Of these projects, one stands as an example where the Library has been actively engaged in the initial conception of the project as well as its development—the InterNano Nanomanufacturing Clearinghouse. Created through collaboration between the NSF Center for Hierarchical Manufacturing and the University of Massachusetts Amherst Libraries, InterNano combines heterogeneous resources with networking and computational tools to enable discovery, facilitate the selection of information, and encourage collaboration. InterNano is a young project, but it highlights the changing role of the library, where the information science community is actively working together with the community of information producers/consumers for a common purpose – the advancement of science.
- Poster Title: "Data services in the Library?

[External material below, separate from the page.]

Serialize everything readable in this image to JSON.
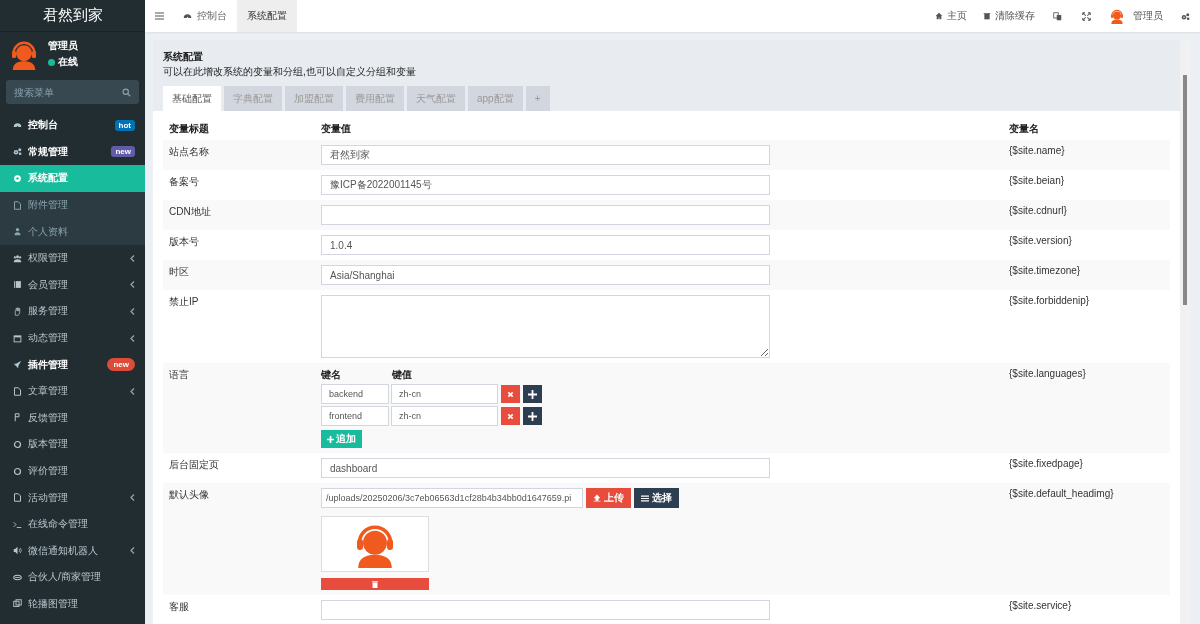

Challenges and Successes in the Present and Future"
Authors: Andrew Sallans, Sherry Lake, Kirsten Miles, Rebecca Pappert
Institution: Charles L. Brown Science and Engineering Library, University of Virginia
The University of Virginia Brown Science & Engineering Library has been exploring data services models for faculty researchers since around 2004. The Library’s Research Computing Lab, in partnership with subject librarians, has developed a number of service areas that allow researchers to get assistance with the complete research process (from experimental design to publication and data management) in one single area. Our philosophy is that academic research libraries should provide information services support throughout the entire research lifecycle, not just in the information gathering phase. We have established strategic partnerships and developed important technical capabilities in order to provide these services. Our current services model includes the following areas: technical software support, competitive intelligence (emerging technologies and trends), data, collaboration, and research communication. Ultimately, we see this model as a natural evolution of the traditional departmental liaison model in the digital era, with the goal of connecting to faculty in new ways.
During our implementation and exploration of this new service model, we have encountered obstacles along the way in terms of funding, knowledge acquisition, and most importantly, culture change. In addition to the internal organizational changes, convincing faculty that the library is an appropriate place to go for support beyond information gathering has been challenging.
- Poster Title: Web Harvesting in Support of Faculty Research and Environmental Science Digital Library Development
Author: Nathan Hall
Institution: University of North Texas Libraries
Phone: 940 565 2608
The UNT Libraries are developing an Environmental Science Digital Library that will host the intellectual output of researchers, students, and policy makers from collaborating institutions worldwide. The digital library will provide online access to documents, data sets, image collections, simulations and curricula that support teaching and research in the environmental sciences. The library will also generate content in support of faculty research by harvesting government web domains and extracting environmental science policy documents for analysis. Using software to crawl pre-defined sections of the World Wide Web, UNT Libraries will save copies of web content and index them for search, and provide the datasets for use in other research. A collection of state and municipal websites that describe policies and statutes for recycling, water quality, energy efficiency standards in the design of government building, tax credits for alternative energy vehicles, or tree planting programs could be a useful resource for measuring the impact of government policies on environmental measures.